Data:

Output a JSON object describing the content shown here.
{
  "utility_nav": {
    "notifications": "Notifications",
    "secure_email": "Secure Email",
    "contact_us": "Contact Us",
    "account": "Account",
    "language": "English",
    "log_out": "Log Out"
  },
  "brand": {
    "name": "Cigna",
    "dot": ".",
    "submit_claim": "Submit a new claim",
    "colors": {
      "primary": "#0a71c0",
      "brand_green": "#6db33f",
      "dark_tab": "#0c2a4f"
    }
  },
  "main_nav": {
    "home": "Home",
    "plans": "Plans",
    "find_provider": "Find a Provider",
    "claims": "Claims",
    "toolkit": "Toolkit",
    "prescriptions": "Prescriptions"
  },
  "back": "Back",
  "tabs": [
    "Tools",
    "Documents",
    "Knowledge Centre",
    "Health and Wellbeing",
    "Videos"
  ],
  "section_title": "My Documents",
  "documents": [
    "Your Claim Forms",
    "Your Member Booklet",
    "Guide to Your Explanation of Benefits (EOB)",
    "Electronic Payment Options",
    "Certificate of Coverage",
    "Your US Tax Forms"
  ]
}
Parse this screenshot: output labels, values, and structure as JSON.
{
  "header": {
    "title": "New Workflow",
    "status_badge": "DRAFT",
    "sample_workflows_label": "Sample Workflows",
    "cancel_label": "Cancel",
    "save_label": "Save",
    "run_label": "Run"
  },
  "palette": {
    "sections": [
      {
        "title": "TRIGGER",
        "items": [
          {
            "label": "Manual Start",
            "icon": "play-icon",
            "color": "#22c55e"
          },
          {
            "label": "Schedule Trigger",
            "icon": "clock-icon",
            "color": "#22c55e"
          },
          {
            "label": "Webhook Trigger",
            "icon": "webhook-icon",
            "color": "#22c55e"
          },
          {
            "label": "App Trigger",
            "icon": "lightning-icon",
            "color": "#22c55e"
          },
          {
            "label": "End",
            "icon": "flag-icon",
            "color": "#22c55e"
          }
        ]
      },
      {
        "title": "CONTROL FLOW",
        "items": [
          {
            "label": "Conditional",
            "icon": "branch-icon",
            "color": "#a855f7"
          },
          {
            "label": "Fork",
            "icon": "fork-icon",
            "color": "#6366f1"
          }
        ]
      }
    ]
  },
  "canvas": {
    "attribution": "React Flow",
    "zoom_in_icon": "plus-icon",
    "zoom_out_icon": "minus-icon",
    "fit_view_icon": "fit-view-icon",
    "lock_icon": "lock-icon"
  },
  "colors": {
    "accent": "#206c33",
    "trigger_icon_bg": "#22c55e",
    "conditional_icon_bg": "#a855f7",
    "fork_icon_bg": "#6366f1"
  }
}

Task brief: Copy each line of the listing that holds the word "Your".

Answer to this problem:
    "Your Claim Forms",
    "Your Member Booklet",
    "Guide to Your Explanation of Benefits (EOB)",
    "Your US Tax Forms"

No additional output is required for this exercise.